Veins may be coagulated and then should be divided (to prevent recanalization)

5. the most common cause of compression is the superior cerebellar artery (SCA)

6. check the nerve at the junction with brainstem for any residual compression prior to the next step

7. insulating material is interposed between nerve and vessel to prevent re-compression. Options include:

a) e.g.Ivalon®(polyvinyl formyl alcohol)sponge(IvalonSurgicalProducts,1040OCLParkway, Eudora, KS, 66025, U.S.A. distributed by Fabco in the U.S.A. (860) 536–8499, toll free: (888) 813–8214, http://fabco.net/catalog/ivalon-ophthalmic/) cut in a saddle shape.

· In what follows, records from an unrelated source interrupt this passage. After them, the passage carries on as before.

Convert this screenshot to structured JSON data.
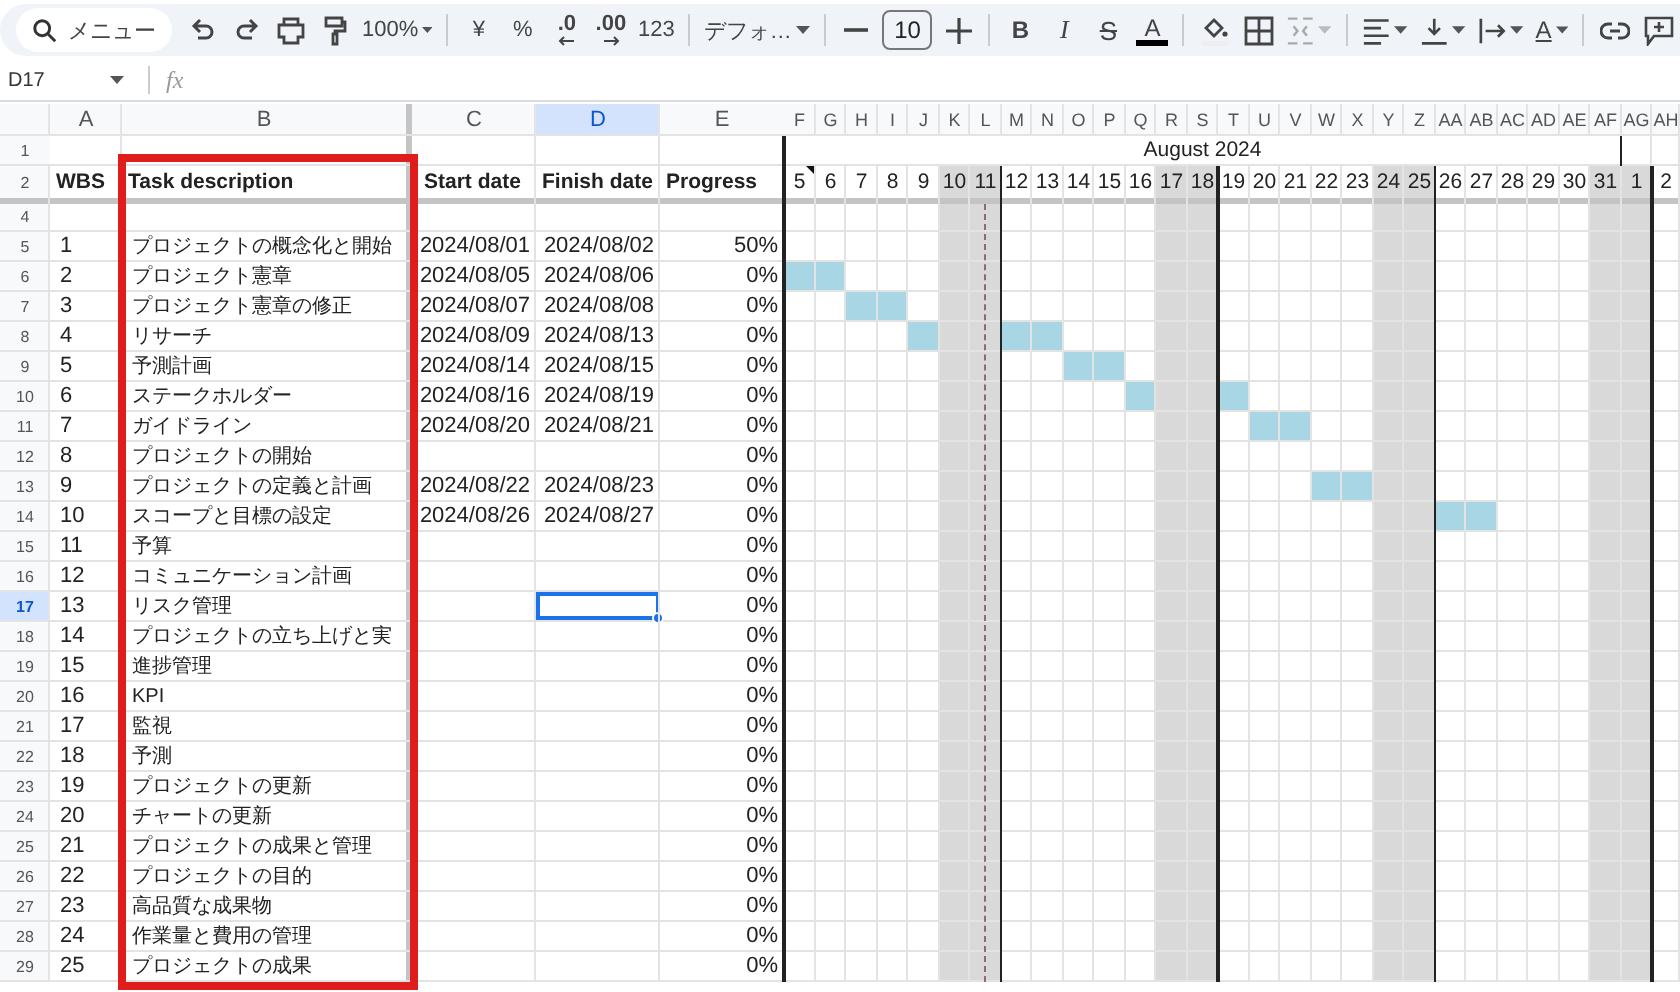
{
  "toolbar": [
    {
      "kind": "search",
      "text": "メニュー"
    },
    {
      "kind": "undo"
    },
    {
      "kind": "redo"
    },
    {
      "kind": "print"
    },
    {
      "kind": "paint"
    },
    {
      "kind": "zoom",
      "text": "100%",
      "dropdown": true
    },
    {
      "kind": "sep"
    },
    {
      "kind": "text",
      "text": "¥"
    },
    {
      "kind": "text",
      "text": "%"
    },
    {
      "kind": "dec",
      "text": ".0"
    },
    {
      "kind": "inc",
      "text": ".00"
    },
    {
      "kind": "text",
      "text": "123"
    },
    {
      "kind": "sep"
    },
    {
      "kind": "font",
      "text": "デフォ…",
      "dropdown": true
    },
    {
      "kind": "sep"
    },
    {
      "kind": "minus"
    },
    {
      "kind": "size",
      "text": "10"
    },
    {
      "kind": "plus"
    },
    {
      "kind": "sep"
    },
    {
      "kind": "bold",
      "text": "B"
    },
    {
      "kind": "italic",
      "text": "I"
    },
    {
      "kind": "strike",
      "text": "S"
    },
    {
      "kind": "color",
      "text": "A"
    },
    {
      "kind": "sep"
    },
    {
      "kind": "fill"
    },
    {
      "kind": "borders"
    },
    {
      "kind": "merge",
      "dropdown": true,
      "disabled": true
    },
    {
      "kind": "sep"
    },
    {
      "kind": "align",
      "dropdown": true
    },
    {
      "kind": "valign",
      "dropdown": true
    },
    {
      "kind": "wrap",
      "dropdown": true
    },
    {
      "kind": "rotate",
      "text": "A",
      "dropdown": true
    },
    {
      "kind": "sep"
    },
    {
      "kind": "link"
    },
    {
      "kind": "comment"
    }
  ],
  "formula_bar": {
    "cell": "D17",
    "fx": "fx"
  },
  "columns": [
    {
      "letter": "A",
      "selected": false,
      "highlighted": false
    },
    {
      "letter": "B",
      "selected": false,
      "highlighted": true
    },
    {
      "letter": "C",
      "selected": false,
      "highlighted": false
    },
    {
      "letter": "D",
      "selected": true,
      "highlighted": false
    },
    {
      "letter": "E",
      "selected": false,
      "highlighted": false
    }
  ],
  "months": [
    {
      "name": "August 2024",
      "days": [
        {
          "letter": "F",
          "day": "5",
          "weekend": false,
          "note": true
        },
        {
          "letter": "G",
          "day": "6",
          "weekend": false
        },
        {
          "letter": "H",
          "day": "7",
          "weekend": false
        },
        {
          "letter": "I",
          "day": "8",
          "weekend": false
        },
        {
          "letter": "J",
          "day": "9",
          "weekend": false
        },
        {
          "letter": "K",
          "day": "10",
          "weekend": true
        },
        {
          "letter": "L",
          "day": "11",
          "weekend": true,
          "today": true
        },
        {
          "letter": "M",
          "day": "12",
          "weekend": false
        },
        {
          "letter": "N",
          "day": "13",
          "weekend": false
        },
        {
          "letter": "O",
          "day": "14",
          "weekend": false
        },
        {
          "letter": "P",
          "day": "15",
          "weekend": false
        },
        {
          "letter": "Q",
          "day": "16",
          "weekend": false
        },
        {
          "letter": "R",
          "day": "17",
          "weekend": true
        },
        {
          "letter": "S",
          "day": "18",
          "weekend": true
        },
        {
          "letter": "T",
          "day": "19",
          "weekend": false
        },
        {
          "letter": "U",
          "day": "20",
          "weekend": false
        },
        {
          "letter": "V",
          "day": "21",
          "weekend": false
        },
        {
          "letter": "W",
          "day": "22",
          "weekend": false
        },
        {
          "letter": "X",
          "day": "23",
          "weekend": false
        },
        {
          "letter": "Y",
          "day": "24",
          "weekend": true
        },
        {
          "letter": "Z",
          "day": "25",
          "weekend": true
        },
        {
          "letter": "AA",
          "day": "26",
          "weekend": false
        },
        {
          "letter": "AB",
          "day": "27",
          "weekend": false
        },
        {
          "letter": "AC",
          "day": "28",
          "weekend": false
        },
        {
          "letter": "AD",
          "day": "29",
          "weekend": false
        },
        {
          "letter": "AE",
          "day": "30",
          "weekend": false
        },
        {
          "letter": "AF",
          "day": "31",
          "weekend": true
        }
      ]
    },
    {
      "days": [
        {
          "letter": "AG",
          "day": "1",
          "weekend": true
        },
        {
          "letter": "AH",
          "day": "2",
          "weekend": false
        }
      ]
    }
  ],
  "header_rows": {
    "month_row": "1",
    "label_row": "2",
    "blank_row": "4",
    "labels": [
      "WBS",
      "Task description",
      "Start date",
      "Finish date",
      "Progress"
    ]
  },
  "rows": [
    {
      "num": "5",
      "wbs": "1",
      "task": "プロジェクトの概念化と開始",
      "start": "2024/08/01",
      "finish": "2024/08/02",
      "progress": "50%",
      "selected": false
    },
    {
      "num": "6",
      "wbs": "2",
      "task": "プロジェクト憲章",
      "start": "2024/08/05",
      "finish": "2024/08/06",
      "progress": "0%",
      "selected": false
    },
    {
      "num": "7",
      "wbs": "3",
      "task": "プロジェクト憲章の修正",
      "start": "2024/08/07",
      "finish": "2024/08/08",
      "progress": "0%",
      "selected": false
    },
    {
      "num": "8",
      "wbs": "4",
      "task": "リサーチ",
      "start": "2024/08/09",
      "finish": "2024/08/13",
      "progress": "0%",
      "selected": false
    },
    {
      "num": "9",
      "wbs": "5",
      "task": "予測計画",
      "start": "2024/08/14",
      "finish": "2024/08/15",
      "progress": "0%",
      "selected": false
    },
    {
      "num": "10",
      "wbs": "6",
      "task": "ステークホルダー",
      "start": "2024/08/16",
      "finish": "2024/08/19",
      "progress": "0%",
      "selected": false
    },
    {
      "num": "11",
      "wbs": "7",
      "task": "ガイドライン",
      "start": "2024/08/20",
      "finish": "2024/08/21",
      "progress": "0%",
      "selected": false
    },
    {
      "num": "12",
      "wbs": "8",
      "task": "プロジェクトの開始",
      "progress": "0%",
      "selected": false
    },
    {
      "num": "13",
      "wbs": "9",
      "task": "プロジェクトの定義と計画",
      "start": "2024/08/22",
      "finish": "2024/08/23",
      "progress": "0%",
      "selected": false
    },
    {
      "num": "14",
      "wbs": "10",
      "task": "スコープと目標の設定",
      "start": "2024/08/26",
      "finish": "2024/08/27",
      "progress": "0%",
      "selected": false
    },
    {
      "num": "15",
      "wbs": "11",
      "task": "予算",
      "progress": "0%",
      "selected": false
    },
    {
      "num": "16",
      "wbs": "12",
      "task": "コミュニケーション計画",
      "progress": "0%",
      "selected": false
    },
    {
      "num": "17",
      "wbs": "13",
      "task": "リスク管理",
      "progress": "0%",
      "selected": true
    },
    {
      "num": "18",
      "wbs": "14",
      "task": "プロジェクトの立ち上げと実",
      "progress": "0%",
      "selected": false
    },
    {
      "num": "19",
      "wbs": "15",
      "task": "進捗管理",
      "progress": "0%",
      "selected": false
    },
    {
      "num": "20",
      "wbs": "16",
      "task": "KPI",
      "progress": "0%",
      "selected": false
    },
    {
      "num": "21",
      "wbs": "17",
      "task": "監視",
      "progress": "0%",
      "selected": false
    },
    {
      "num": "22",
      "wbs": "18",
      "task": "予測",
      "progress": "0%",
      "selected": false
    },
    {
      "num": "23",
      "wbs": "19",
      "task": "プロジェクトの更新",
      "progress": "0%",
      "selected": false
    },
    {
      "num": "24",
      "wbs": "20",
      "task": "チャートの更新",
      "progress": "0%",
      "selected": false
    },
    {
      "num": "25",
      "wbs": "21",
      "task": "プロジェクトの成果と管理",
      "progress": "0%",
      "selected": false
    },
    {
      "num": "26",
      "wbs": "22",
      "task": "プロジェクトの目的",
      "progress": "0%",
      "selected": false
    },
    {
      "num": "27",
      "wbs": "23",
      "task": "高品質な成果物",
      "progress": "0%",
      "selected": false
    },
    {
      "num": "28",
      "wbs": "24",
      "task": "作業量と費用の管理",
      "progress": "0%",
      "selected": false
    },
    {
      "num": "29",
      "wbs": "25",
      "task": "プロジェクトの成果",
      "progress": "0%",
      "selected": false
    }
  ]
}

Note: if an Ivalon block is used instead of pre-packaged sterile pads, it must be rinsed thoroughly to remove formalin, then autoclaved.

Ivalon should be hydrated in NS for 10 minutes prior to cutting it

b) shredded Teflon felt; see merits of Ivalon® vs.Teflon or muscle

8. Wilson recommends performing a partial sensory rhizotomy of the inferior one-half to two- thirds of the portio major for the following: cases where no vascular contact with the nerve or no deformity of the nerve is identified, in most cases of patients undergoing a repeat MVD, or for cases with duration of symptoms > 8–9 yrs, as this latter group tends to have a lower success rate with MVD alone

9. if the procedure is for a failed MVD and it is desired to partially divide the nerve, the nerve is organized somatotopically with V1 fibers superiorly, and V3 inferiorly. If the goal is the total elimination of pain pathways and there is concern about pain conduction through ancillary pathways, consider also dividing the motor root (portio minor)

Closure

1. bone wax should be applied liberally to the exposed lateral bone edges (to paraphrase Dr. Jannetta and Mr. Miyagi, “Wax in, wax out.”)

2. irrigate gently with warm saline (avoid “jet” irrigation which can damage the VIII nerve)

3. intra-op BAER decline may occur on dural closure and should prompt re-opening of the dura and checking for tension on the VIII nerve from a vessel or Telfa

4. perform several Valsalva maneuvers to ensure watertight closure of dura

5. the bone defect should be covered e.g. with burr hole cover to reduce chance of pain associated with uncovered craniectomy

6. after fascial closure, Valsalva maneuver is performed again to ensure a watertight closure

7. use 4–0 running locked skin closure nylon to approximate skin in watertight fashion (avoid excessive tension)

microvascular_decompression_for_trigeminal_neuralgia_technique.txt · Last modified: 2020/01/27 20:18 by administrador